[Extracted data — start]

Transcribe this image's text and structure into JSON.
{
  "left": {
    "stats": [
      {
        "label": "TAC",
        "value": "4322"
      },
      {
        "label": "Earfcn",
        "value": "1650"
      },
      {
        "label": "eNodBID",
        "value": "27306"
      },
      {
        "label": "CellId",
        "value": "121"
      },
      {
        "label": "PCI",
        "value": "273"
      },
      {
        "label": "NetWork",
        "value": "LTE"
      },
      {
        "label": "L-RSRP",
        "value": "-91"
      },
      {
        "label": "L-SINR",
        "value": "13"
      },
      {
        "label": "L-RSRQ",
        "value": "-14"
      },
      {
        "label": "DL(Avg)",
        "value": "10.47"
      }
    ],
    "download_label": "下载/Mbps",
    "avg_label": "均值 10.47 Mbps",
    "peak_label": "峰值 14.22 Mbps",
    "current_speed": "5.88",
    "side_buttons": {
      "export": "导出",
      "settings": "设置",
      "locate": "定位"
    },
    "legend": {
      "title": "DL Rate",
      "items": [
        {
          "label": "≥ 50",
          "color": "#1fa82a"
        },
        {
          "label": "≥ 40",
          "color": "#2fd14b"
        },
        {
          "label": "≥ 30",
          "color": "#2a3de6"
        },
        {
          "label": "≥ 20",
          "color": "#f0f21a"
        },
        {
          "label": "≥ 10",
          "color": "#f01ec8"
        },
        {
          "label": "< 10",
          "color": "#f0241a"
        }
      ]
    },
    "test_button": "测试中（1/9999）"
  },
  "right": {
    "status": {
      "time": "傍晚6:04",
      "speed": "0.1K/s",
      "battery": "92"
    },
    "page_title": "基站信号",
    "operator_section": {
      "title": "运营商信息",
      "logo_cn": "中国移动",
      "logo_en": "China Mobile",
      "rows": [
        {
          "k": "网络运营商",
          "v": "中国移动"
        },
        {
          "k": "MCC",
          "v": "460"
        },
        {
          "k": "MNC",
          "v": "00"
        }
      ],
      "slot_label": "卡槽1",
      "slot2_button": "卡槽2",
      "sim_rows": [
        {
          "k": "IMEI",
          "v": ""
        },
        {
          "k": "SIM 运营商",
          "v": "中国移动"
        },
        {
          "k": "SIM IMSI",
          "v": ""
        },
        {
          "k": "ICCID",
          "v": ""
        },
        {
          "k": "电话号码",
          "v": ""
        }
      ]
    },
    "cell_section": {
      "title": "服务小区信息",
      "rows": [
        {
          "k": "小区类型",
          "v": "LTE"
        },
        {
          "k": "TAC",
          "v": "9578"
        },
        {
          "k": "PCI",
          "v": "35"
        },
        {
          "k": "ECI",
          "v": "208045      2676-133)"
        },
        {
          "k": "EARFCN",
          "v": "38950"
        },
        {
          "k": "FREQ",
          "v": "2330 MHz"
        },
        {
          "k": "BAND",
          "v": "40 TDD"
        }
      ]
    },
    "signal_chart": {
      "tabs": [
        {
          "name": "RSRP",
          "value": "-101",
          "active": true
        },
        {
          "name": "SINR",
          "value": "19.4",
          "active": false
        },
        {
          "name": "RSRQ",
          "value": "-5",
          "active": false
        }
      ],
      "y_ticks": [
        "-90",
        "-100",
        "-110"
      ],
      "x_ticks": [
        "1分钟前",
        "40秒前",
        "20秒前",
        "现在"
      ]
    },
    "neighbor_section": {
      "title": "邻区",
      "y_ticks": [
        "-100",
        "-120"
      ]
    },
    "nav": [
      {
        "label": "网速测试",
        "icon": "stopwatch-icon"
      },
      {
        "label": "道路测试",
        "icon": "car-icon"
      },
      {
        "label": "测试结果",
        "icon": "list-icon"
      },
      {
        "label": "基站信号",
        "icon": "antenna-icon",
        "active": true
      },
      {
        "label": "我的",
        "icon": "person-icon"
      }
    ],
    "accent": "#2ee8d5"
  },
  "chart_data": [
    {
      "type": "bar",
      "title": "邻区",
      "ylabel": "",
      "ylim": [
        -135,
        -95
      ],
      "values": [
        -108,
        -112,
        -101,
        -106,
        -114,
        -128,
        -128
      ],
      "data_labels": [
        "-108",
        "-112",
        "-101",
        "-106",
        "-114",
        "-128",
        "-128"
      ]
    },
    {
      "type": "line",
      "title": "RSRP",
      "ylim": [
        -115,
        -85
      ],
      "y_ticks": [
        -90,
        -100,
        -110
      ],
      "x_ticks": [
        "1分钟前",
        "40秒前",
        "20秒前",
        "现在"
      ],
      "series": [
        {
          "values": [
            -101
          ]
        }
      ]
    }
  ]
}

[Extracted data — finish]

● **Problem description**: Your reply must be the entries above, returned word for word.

● **Output below**:
Transcribe this image's text and structure into JSON.
{
  "left": {
    "stats": [
      {
        "label": "TAC",
        "value": "4322"
      },
      {
        "label": "Earfcn",
        "value": "1650"
      },
      {
        "label": "eNodBID",
        "value": "27306"
      },
      {
        "label": "CellId",
        "value": "121"
      },
      {
        "label": "PCI",
        "value": "273"
      },
      {
        "label": "NetWork",
        "value": "LTE"
      },
      {
        "label": "L-RSRP",
        "value": "-91"
      },
      {
        "label": "L-SINR",
        "value": "13"
      },
      {
        "label": "L-RSRQ",
        "value": "-14"
      },
      {
        "label": "DL(Avg)",
        "value": "10.47"
      }
    ],
    "download_label": "下载/Mbps",
    "avg_label": "均值 10.47 Mbps",
    "peak_label": "峰值 14.22 Mbps",
    "current_speed": "5.88",
    "side_buttons": {
      "export": "导出",
      "settings": "设置",
      "locate": "定位"
    },
    "legend": {
      "title": "DL Rate",
      "items": [
        {
          "label": "≥ 50",
          "color": "#1fa82a"
        },
        {
          "label": "≥ 40",
          "color": "#2fd14b"
        },
        {
          "label": "≥ 30",
          "color": "#2a3de6"
        },
        {
          "label": "≥ 20",
          "color": "#f0f21a"
        },
        {
          "label": "≥ 10",
          "color": "#f01ec8"
        },
        {
          "label": "< 10",
          "color": "#f0241a"
        }
      ]
    },
    "test_button": "测试中（1/9999）"
  },
  "right": {
    "status": {
      "time": "傍晚6:04",
      "speed": "0.1K/s",
      "battery": "92"
    },
    "page_title": "基站信号",
    "operator_section": {
      "title": "运营商信息",
      "logo_cn": "中国移动",
      "logo_en": "China Mobile",
      "rows": [
        {
          "k": "网络运营商",
          "v": "中国移动"
        },
        {
          "k": "MCC",
          "v": "460"
        },
        {
          "k": "MNC",
          "v": "00"
        }
      ],
      "slot_label": "卡槽1",
      "slot2_button": "卡槽2",
      "sim_rows": [
        {
          "k": "IMEI",
          "v": ""
        },
        {
          "k": "SIM 运营商",
          "v": "中国移动"
        },
        {
          "k": "SIM IMSI",
          "v": ""
        },
        {
          "k": "ICCID",
          "v": ""
        },
        {
          "k": "电话号码",
          "v": ""
        }
      ]
    },
    "cell_section": {
      "title": "服务小区信息",
      "rows": [
        {
          "k": "小区类型",
          "v": "LTE"
        },
        {
          "k": "TAC",
          "v": "9578"
        },
        {
          "k": "PCI",
          "v": "35"
        },
        {
          "k": "ECI",
          "v": "208045      2676-133)"
        },
        {
          "k": "EARFCN",
          "v": "38950"
        },
        {
          "k": "FREQ",
          "v": "2330 MHz"
        },
        {
          "k": "BAND",
          "v": "40 TDD"
        }
      ]
    },
    "signal_chart": {
      "tabs": [
        {
          "name": "RSRP",
          "value": "-101",
          "active": true
        },
        {
          "name": "SINR",
          "value": "19.4",
          "active": false
        },
        {
          "name": "RSRQ",
          "value": "-5",
          "active": false
        }
      ],
      "y_ticks": [
        "-90",
        "-100",
        "-110"
      ],
      "x_ticks": [
        "1分钟前",
        "40秒前",
        "20秒前",
        "现在"
      ]
    },
    "neighbor_section": {
      "title": "邻区",
      "y_ticks": [
        "-100",
        "-120"
      ]
    },
    "nav": [
      {
        "label": "网速测试",
        "icon": "stopwatch-icon"
      },
      {
        "label": "道路测试",
        "icon": "car-icon"
      },
      {
        "label": "测试结果",
        "icon": "list-icon"
      },
      {
        "label": "基站信号",
        "icon": "antenna-icon",
        "active": true
      },
      {
        "label": "我的",
        "icon": "person-icon"
      }
    ],
    "accent": "#2ee8d5"
  },
  "chart_data": [
    {
      "type": "bar",
      "title": "邻区",
      "ylabel": "",
      "ylim": [
        -135,
        -95
      ],
      "values": [
        -108,
        -112,
        -101,
        -106,
        -114,
        -128,
        -128
      ],
      "data_labels": [
        "-108",
        "-112",
        "-101",
        "-106",
        "-114",
        "-128",
        "-128"
      ]
    },
    {
      "type": "line",
      "title": "RSRP",
      "ylim": [
        -115,
        -85
      ],
      "y_ticks": [
        -90,
        -100,
        -110
      ],
      "x_ticks": [
        "1分钟前",
        "40秒前",
        "20秒前",
        "现在"
      ],
      "series": [
        {
          "values": [
            -101
          ]
        }
      ]
    }
  ]
}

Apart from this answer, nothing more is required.